===== MATERIAL PROVIDED =====
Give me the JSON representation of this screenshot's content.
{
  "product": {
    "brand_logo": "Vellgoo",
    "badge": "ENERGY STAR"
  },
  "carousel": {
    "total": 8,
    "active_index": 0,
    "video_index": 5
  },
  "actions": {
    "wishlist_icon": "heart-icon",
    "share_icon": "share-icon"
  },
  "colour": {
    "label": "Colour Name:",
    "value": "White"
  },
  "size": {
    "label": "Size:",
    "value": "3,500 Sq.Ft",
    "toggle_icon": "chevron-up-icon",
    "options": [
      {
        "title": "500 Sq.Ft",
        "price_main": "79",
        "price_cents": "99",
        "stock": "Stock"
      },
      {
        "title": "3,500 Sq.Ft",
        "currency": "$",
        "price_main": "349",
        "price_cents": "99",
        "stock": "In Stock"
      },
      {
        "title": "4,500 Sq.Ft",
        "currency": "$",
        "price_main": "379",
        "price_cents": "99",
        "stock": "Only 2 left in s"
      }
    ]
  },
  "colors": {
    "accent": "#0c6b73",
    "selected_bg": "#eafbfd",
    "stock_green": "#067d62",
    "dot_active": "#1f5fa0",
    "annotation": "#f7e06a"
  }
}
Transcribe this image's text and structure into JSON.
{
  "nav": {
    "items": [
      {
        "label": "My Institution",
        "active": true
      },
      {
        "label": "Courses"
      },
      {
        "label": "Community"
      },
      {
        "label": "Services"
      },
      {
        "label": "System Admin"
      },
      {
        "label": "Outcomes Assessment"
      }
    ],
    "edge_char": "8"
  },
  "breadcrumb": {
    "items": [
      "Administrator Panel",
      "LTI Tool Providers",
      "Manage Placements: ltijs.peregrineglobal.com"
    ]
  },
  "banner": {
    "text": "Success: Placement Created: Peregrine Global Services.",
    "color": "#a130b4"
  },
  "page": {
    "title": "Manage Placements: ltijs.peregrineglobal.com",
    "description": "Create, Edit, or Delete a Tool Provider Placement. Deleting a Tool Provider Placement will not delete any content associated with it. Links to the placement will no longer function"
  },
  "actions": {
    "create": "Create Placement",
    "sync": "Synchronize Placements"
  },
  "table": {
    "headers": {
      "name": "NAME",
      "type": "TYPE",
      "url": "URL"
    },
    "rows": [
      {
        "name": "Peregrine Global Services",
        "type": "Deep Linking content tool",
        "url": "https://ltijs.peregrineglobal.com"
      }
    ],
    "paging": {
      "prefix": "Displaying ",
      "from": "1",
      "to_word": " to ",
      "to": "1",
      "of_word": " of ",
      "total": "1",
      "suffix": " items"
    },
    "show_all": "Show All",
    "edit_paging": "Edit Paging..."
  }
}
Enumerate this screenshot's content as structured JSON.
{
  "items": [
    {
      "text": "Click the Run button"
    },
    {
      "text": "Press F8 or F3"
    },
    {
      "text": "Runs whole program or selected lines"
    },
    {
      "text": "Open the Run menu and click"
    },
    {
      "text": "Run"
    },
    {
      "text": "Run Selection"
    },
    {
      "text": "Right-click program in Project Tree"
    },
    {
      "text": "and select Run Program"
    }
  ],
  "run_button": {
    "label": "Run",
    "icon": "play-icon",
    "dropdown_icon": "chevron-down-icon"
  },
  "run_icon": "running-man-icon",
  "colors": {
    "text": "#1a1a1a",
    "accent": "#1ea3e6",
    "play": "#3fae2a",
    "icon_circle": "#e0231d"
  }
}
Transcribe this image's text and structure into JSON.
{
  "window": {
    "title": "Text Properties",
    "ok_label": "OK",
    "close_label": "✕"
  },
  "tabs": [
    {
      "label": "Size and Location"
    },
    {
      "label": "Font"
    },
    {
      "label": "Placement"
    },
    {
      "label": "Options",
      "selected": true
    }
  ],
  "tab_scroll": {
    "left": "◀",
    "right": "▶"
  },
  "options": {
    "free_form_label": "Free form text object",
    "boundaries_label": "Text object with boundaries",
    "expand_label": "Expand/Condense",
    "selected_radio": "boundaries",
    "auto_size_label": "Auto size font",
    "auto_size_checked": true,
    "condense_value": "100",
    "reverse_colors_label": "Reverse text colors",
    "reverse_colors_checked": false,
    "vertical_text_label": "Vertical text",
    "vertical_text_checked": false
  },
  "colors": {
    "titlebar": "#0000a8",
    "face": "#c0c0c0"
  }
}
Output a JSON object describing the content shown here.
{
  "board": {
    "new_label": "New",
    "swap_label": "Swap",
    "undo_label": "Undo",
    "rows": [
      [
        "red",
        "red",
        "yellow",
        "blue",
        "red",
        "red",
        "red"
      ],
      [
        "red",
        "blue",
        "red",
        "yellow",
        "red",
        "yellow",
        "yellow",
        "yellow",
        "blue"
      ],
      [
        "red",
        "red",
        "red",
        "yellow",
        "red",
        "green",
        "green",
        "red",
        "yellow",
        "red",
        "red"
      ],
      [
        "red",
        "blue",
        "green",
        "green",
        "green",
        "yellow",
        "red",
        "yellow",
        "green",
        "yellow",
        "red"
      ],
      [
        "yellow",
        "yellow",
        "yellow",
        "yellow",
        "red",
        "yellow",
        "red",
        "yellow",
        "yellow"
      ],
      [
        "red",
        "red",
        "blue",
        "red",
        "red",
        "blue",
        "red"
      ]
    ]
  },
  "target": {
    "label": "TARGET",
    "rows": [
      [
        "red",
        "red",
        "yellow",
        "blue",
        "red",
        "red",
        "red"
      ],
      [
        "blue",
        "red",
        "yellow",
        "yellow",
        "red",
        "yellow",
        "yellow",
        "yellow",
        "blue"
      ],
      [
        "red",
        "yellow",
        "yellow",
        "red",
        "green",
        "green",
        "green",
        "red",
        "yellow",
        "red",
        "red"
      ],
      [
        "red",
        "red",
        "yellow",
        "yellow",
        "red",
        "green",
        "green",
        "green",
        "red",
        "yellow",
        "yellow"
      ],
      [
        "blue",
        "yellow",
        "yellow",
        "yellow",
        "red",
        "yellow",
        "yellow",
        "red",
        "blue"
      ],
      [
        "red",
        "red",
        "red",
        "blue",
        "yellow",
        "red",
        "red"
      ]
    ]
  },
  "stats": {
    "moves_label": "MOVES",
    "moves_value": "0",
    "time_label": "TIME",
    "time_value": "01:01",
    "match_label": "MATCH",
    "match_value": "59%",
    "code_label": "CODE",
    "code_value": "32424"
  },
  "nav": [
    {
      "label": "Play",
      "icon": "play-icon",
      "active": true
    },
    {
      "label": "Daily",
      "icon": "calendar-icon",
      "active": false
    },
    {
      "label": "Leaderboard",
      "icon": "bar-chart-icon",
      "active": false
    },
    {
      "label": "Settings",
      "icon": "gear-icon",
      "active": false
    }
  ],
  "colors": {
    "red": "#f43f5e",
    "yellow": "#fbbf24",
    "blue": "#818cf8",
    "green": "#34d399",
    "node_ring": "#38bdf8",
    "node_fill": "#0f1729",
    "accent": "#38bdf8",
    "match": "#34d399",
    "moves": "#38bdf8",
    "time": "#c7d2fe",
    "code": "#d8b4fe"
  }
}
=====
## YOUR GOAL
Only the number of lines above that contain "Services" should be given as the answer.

## SOLUTION TO THIS TASK
3